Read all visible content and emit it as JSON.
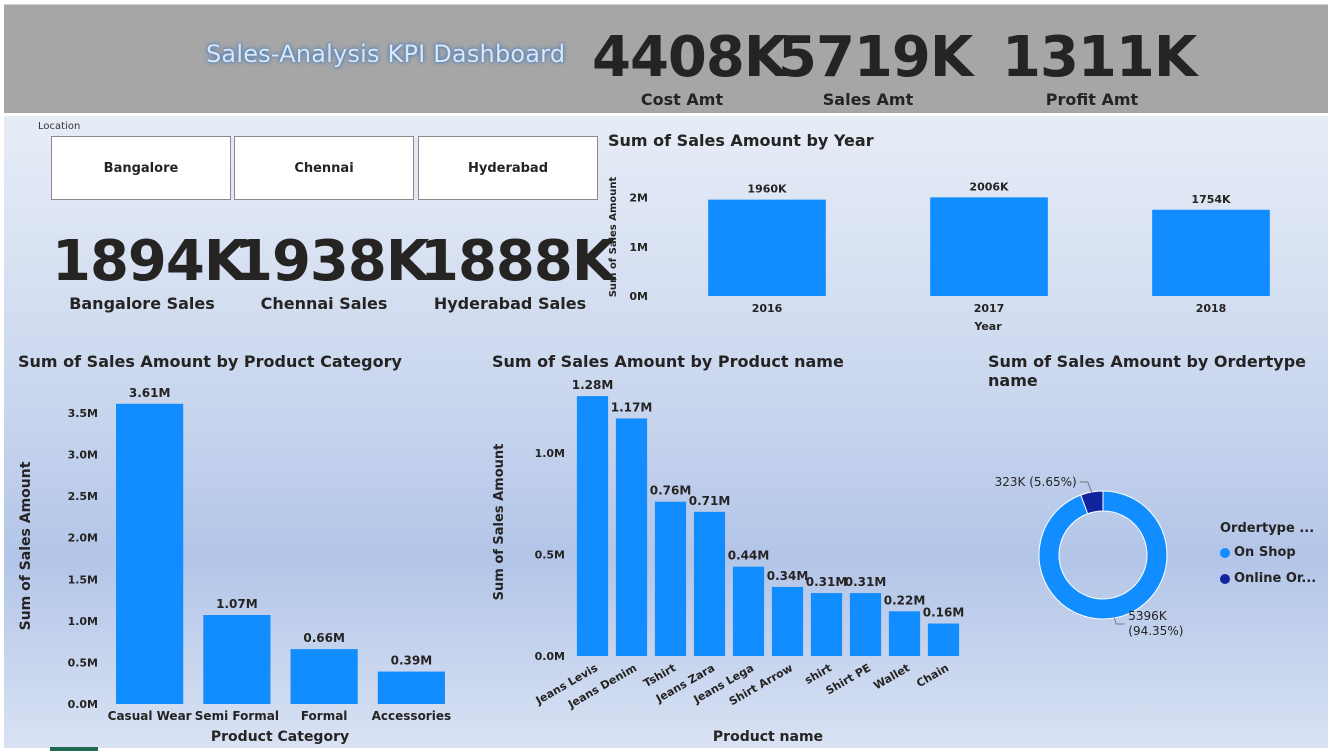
{
  "header": {
    "title": "Sales-Analysis KPI Dashboard",
    "kpis": [
      {
        "value": "4408K",
        "label": "Cost Amt"
      },
      {
        "value": "5719K",
        "label": "Sales Amt"
      },
      {
        "value": "1311K",
        "label": "Profit Amt"
      }
    ]
  },
  "location": {
    "title": "Location",
    "options": [
      "Bangalore",
      "Chennai",
      "Hyderabad"
    ]
  },
  "city_kpis": [
    {
      "value": "1894K",
      "label": "Bangalore Sales"
    },
    {
      "value": "1938K",
      "label": "Chennai Sales"
    },
    {
      "value": "1888K",
      "label": "Hyderabad Sales"
    }
  ],
  "colors": {
    "primary": "#118DFF",
    "secondary": "#12239E"
  },
  "chart_data": [
    {
      "type": "bar",
      "title": "Sum of Sales Amount by Year",
      "xlabel": "Year",
      "ylabel": "Sum of Sales Amount",
      "categories": [
        "2016",
        "2017",
        "2018"
      ],
      "values": [
        1960,
        2006,
        1754
      ],
      "data_labels": [
        "1960K",
        "2006K",
        "1754K"
      ],
      "ylim": [
        0,
        2400
      ],
      "yticks": [
        0,
        1000,
        2000
      ],
      "ytick_labels": [
        "0M",
        "1M",
        "2M"
      ]
    },
    {
      "type": "bar",
      "title": "Sum of Sales Amount by Product Category",
      "xlabel": "Product Category",
      "ylabel": "Sum of Sales Amount",
      "categories": [
        "Casual Wear",
        "Semi Formal",
        "Formal",
        "Accessories"
      ],
      "values": [
        3.61,
        1.07,
        0.66,
        0.39
      ],
      "data_labels": [
        "3.61M",
        "1.07M",
        "0.66M",
        "0.39M"
      ],
      "ylim": [
        0,
        3.8
      ],
      "yticks": [
        0,
        0.5,
        1.0,
        1.5,
        2.0,
        2.5,
        3.0,
        3.5
      ],
      "ytick_labels": [
        "0.0M",
        "0.5M",
        "1.0M",
        "1.5M",
        "2.0M",
        "2.5M",
        "3.0M",
        "3.5M"
      ]
    },
    {
      "type": "bar",
      "title": "Sum of Sales Amount by Product name",
      "xlabel": "Product name",
      "ylabel": "Sum of Sales Amount",
      "categories": [
        "Jeans Levis",
        "Jeans Denim",
        "Tshirt",
        "Jeans Zara",
        "Jeans Lega",
        "Shirt Arrow",
        "shirt",
        "Shirt PE",
        "Wallet",
        "Chain"
      ],
      "values": [
        1.28,
        1.17,
        0.76,
        0.71,
        0.44,
        0.34,
        0.31,
        0.31,
        0.22,
        0.16
      ],
      "data_labels": [
        "1.28M",
        "1.17M",
        "0.76M",
        "0.71M",
        "0.44M",
        "0.34M",
        "0.31M",
        "0.31M",
        "0.22M",
        "0.16M"
      ],
      "ylim": [
        0,
        1.32
      ],
      "yticks": [
        0,
        0.5,
        1.0
      ],
      "ytick_labels": [
        "0.0M",
        "0.5M",
        "1.0M"
      ]
    },
    {
      "type": "pie",
      "title": "Sum of Sales Amount by Ordertype name",
      "legend_title": "Ordertype ...",
      "categories": [
        "On Shop",
        "Online Or..."
      ],
      "values": [
        5396,
        323
      ],
      "data_labels": [
        "5396K (94.35%)",
        "323K (5.65%)"
      ],
      "legend": "right"
    }
  ]
}
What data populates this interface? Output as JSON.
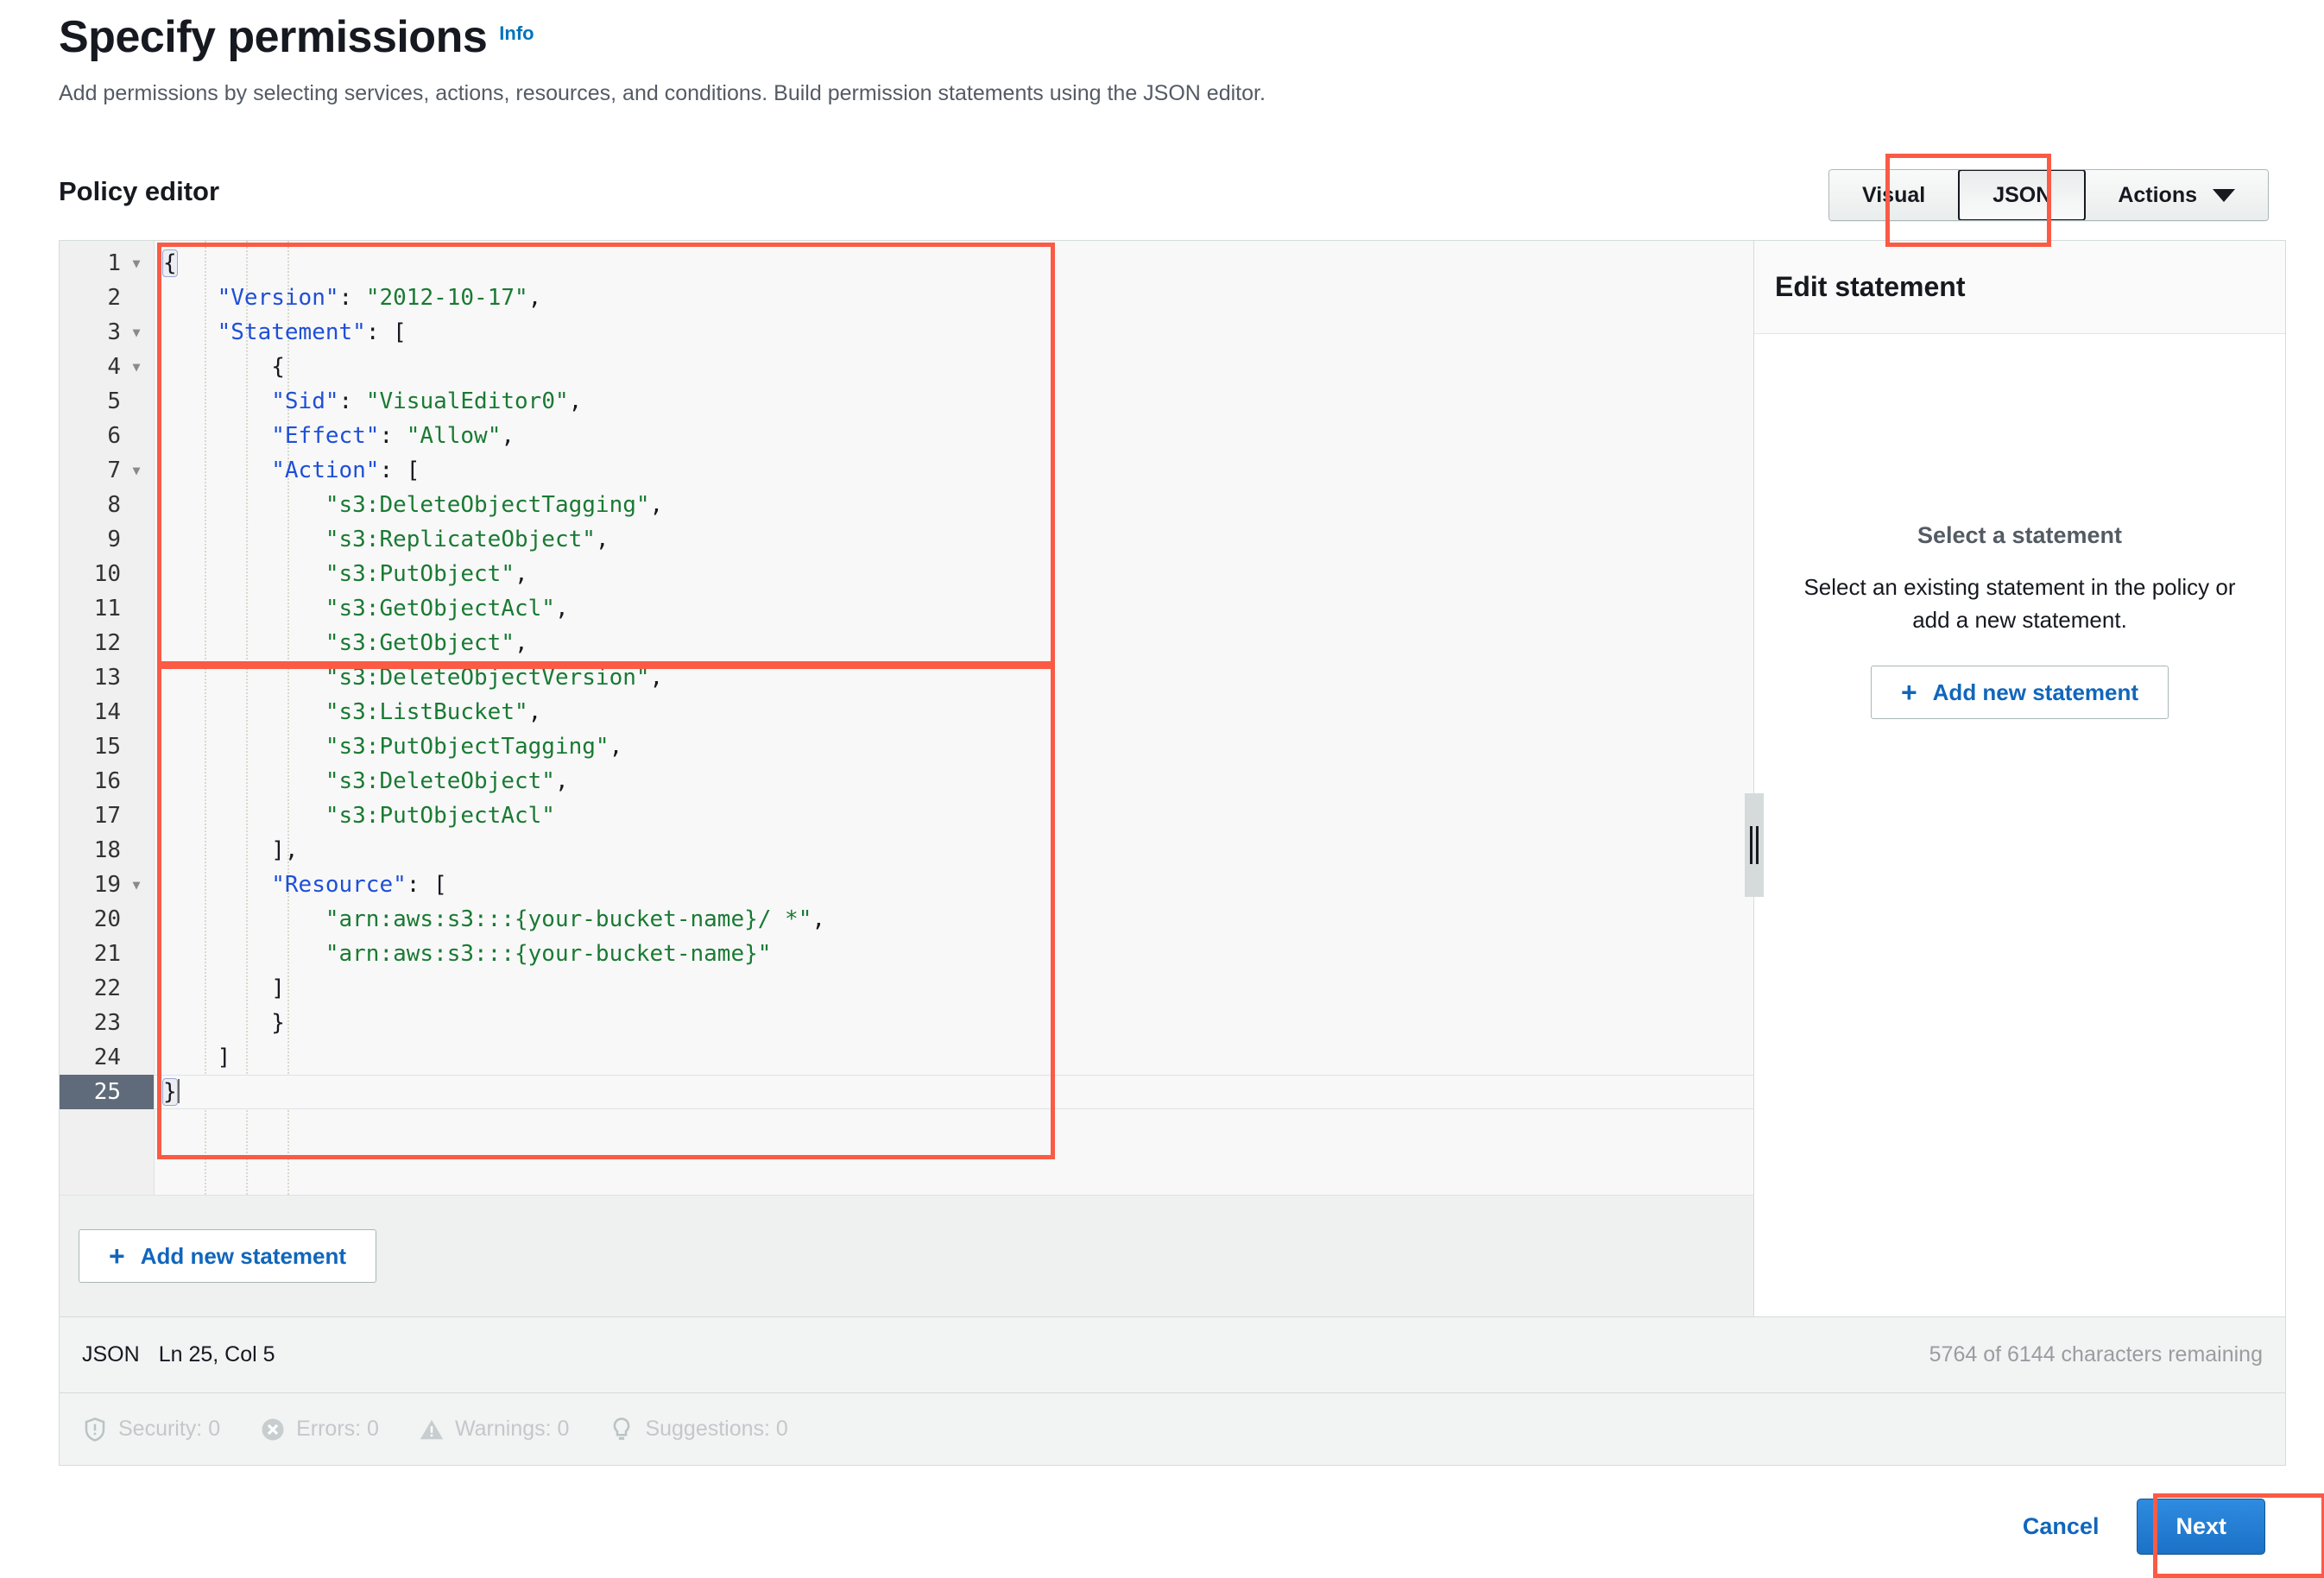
{
  "page": {
    "title": "Specify permissions",
    "info_link": "Info",
    "subtitle": "Add permissions by selecting services, actions, resources, and conditions. Build permission statements using the JSON editor."
  },
  "section": {
    "title": "Policy editor"
  },
  "toolbar": {
    "visual_label": "Visual",
    "json_label": "JSON",
    "actions_label": "Actions",
    "caret_icon": "chevron-down-icon",
    "active_tab": "JSON"
  },
  "editor": {
    "active_line": 25,
    "lines": [
      {
        "n": 1,
        "fold": true,
        "indent": 0,
        "tokens": [
          {
            "t": "punct",
            "v": "{"
          }
        ],
        "brace_hl": true
      },
      {
        "n": 2,
        "fold": false,
        "indent": 1,
        "tokens": [
          {
            "t": "key",
            "v": "\"Version\""
          },
          {
            "t": "punct",
            "v": ": "
          },
          {
            "t": "str",
            "v": "\"2012-10-17\""
          },
          {
            "t": "punct",
            "v": ","
          }
        ]
      },
      {
        "n": 3,
        "fold": true,
        "indent": 1,
        "tokens": [
          {
            "t": "key",
            "v": "\"Statement\""
          },
          {
            "t": "punct",
            "v": ": ["
          }
        ]
      },
      {
        "n": 4,
        "fold": true,
        "indent": 2,
        "tokens": [
          {
            "t": "punct",
            "v": "{"
          }
        ]
      },
      {
        "n": 5,
        "fold": false,
        "indent": 2,
        "tokens": [
          {
            "t": "key",
            "v": "\"Sid\""
          },
          {
            "t": "punct",
            "v": ": "
          },
          {
            "t": "str",
            "v": "\"VisualEditor0\""
          },
          {
            "t": "punct",
            "v": ","
          }
        ]
      },
      {
        "n": 6,
        "fold": false,
        "indent": 2,
        "tokens": [
          {
            "t": "key",
            "v": "\"Effect\""
          },
          {
            "t": "punct",
            "v": ": "
          },
          {
            "t": "str",
            "v": "\"Allow\""
          },
          {
            "t": "punct",
            "v": ","
          }
        ]
      },
      {
        "n": 7,
        "fold": true,
        "indent": 2,
        "tokens": [
          {
            "t": "key",
            "v": "\"Action\""
          },
          {
            "t": "punct",
            "v": ": ["
          }
        ]
      },
      {
        "n": 8,
        "fold": false,
        "indent": 3,
        "tokens": [
          {
            "t": "str",
            "v": "\"s3:DeleteObjectTagging\""
          },
          {
            "t": "punct",
            "v": ","
          }
        ]
      },
      {
        "n": 9,
        "fold": false,
        "indent": 3,
        "tokens": [
          {
            "t": "str",
            "v": "\"s3:ReplicateObject\""
          },
          {
            "t": "punct",
            "v": ","
          }
        ]
      },
      {
        "n": 10,
        "fold": false,
        "indent": 3,
        "tokens": [
          {
            "t": "str",
            "v": "\"s3:PutObject\""
          },
          {
            "t": "punct",
            "v": ","
          }
        ]
      },
      {
        "n": 11,
        "fold": false,
        "indent": 3,
        "tokens": [
          {
            "t": "str",
            "v": "\"s3:GetObjectAcl\""
          },
          {
            "t": "punct",
            "v": ","
          }
        ]
      },
      {
        "n": 12,
        "fold": false,
        "indent": 3,
        "tokens": [
          {
            "t": "str",
            "v": "\"s3:GetObject\""
          },
          {
            "t": "punct",
            "v": ","
          }
        ]
      },
      {
        "n": 13,
        "fold": false,
        "indent": 3,
        "tokens": [
          {
            "t": "str",
            "v": "\"s3:DeleteObjectVersion\""
          },
          {
            "t": "punct",
            "v": ","
          }
        ]
      },
      {
        "n": 14,
        "fold": false,
        "indent": 3,
        "tokens": [
          {
            "t": "str",
            "v": "\"s3:ListBucket\""
          },
          {
            "t": "punct",
            "v": ","
          }
        ]
      },
      {
        "n": 15,
        "fold": false,
        "indent": 3,
        "tokens": [
          {
            "t": "str",
            "v": "\"s3:PutObjectTagging\""
          },
          {
            "t": "punct",
            "v": ","
          }
        ]
      },
      {
        "n": 16,
        "fold": false,
        "indent": 3,
        "tokens": [
          {
            "t": "str",
            "v": "\"s3:DeleteObject\""
          },
          {
            "t": "punct",
            "v": ","
          }
        ]
      },
      {
        "n": 17,
        "fold": false,
        "indent": 3,
        "tokens": [
          {
            "t": "str",
            "v": "\"s3:PutObjectAcl\""
          }
        ]
      },
      {
        "n": 18,
        "fold": false,
        "indent": 2,
        "tokens": [
          {
            "t": "punct",
            "v": "],"
          }
        ]
      },
      {
        "n": 19,
        "fold": true,
        "indent": 2,
        "tokens": [
          {
            "t": "key",
            "v": "\"Resource\""
          },
          {
            "t": "punct",
            "v": ": ["
          }
        ]
      },
      {
        "n": 20,
        "fold": false,
        "indent": 3,
        "tokens": [
          {
            "t": "str",
            "v": "\"arn:aws:s3:::{your-bucket-name}/ *\""
          },
          {
            "t": "punct",
            "v": ","
          }
        ]
      },
      {
        "n": 21,
        "fold": false,
        "indent": 3,
        "tokens": [
          {
            "t": "str",
            "v": "\"arn:aws:s3:::{your-bucket-name}\""
          }
        ]
      },
      {
        "n": 22,
        "fold": false,
        "indent": 2,
        "tokens": [
          {
            "t": "punct",
            "v": "]"
          }
        ]
      },
      {
        "n": 23,
        "fold": false,
        "indent": 2,
        "tokens": [
          {
            "t": "punct",
            "v": "}"
          }
        ]
      },
      {
        "n": 24,
        "fold": false,
        "indent": 1,
        "tokens": [
          {
            "t": "punct",
            "v": "]"
          }
        ]
      },
      {
        "n": 25,
        "fold": false,
        "indent": 0,
        "tokens": [
          {
            "t": "punct",
            "v": "}"
          }
        ],
        "brace_hl": true,
        "caret": true
      }
    ],
    "add_statement_label": "Add new statement",
    "add_statement_icon": "plus-icon"
  },
  "right_panel": {
    "header": "Edit statement",
    "empty_title": "Select a statement",
    "empty_description": "Select an existing statement in the policy or add a new statement.",
    "add_statement_label": "Add new statement",
    "add_statement_icon": "plus-icon",
    "splitter_icon": "resize-handle-icon"
  },
  "status_bar": {
    "language": "JSON",
    "cursor": "Ln 25, Col 5",
    "characters": "5764 of 6144 characters remaining"
  },
  "findings": [
    {
      "icon": "shield-icon",
      "label": "Security: 0"
    },
    {
      "icon": "error-icon",
      "label": "Errors: 0"
    },
    {
      "icon": "warning-icon",
      "label": "Warnings: 0"
    },
    {
      "icon": "lightbulb-icon",
      "label": "Suggestions: 0"
    }
  ],
  "footer": {
    "cancel_label": "Cancel",
    "next_label": "Next"
  },
  "colors": {
    "accent_blue": "#1166bb",
    "primary_button": "#1b71c6",
    "annotation_red": "#fb5a45",
    "json_key": "#1f4fd8",
    "json_string": "#1a7a33"
  }
}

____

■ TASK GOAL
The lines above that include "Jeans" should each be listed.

■ TASK RESULT
        "Jeans Levis",
        "Jeans Denim",
        "Jeans Zara",
        "Jeans Lega",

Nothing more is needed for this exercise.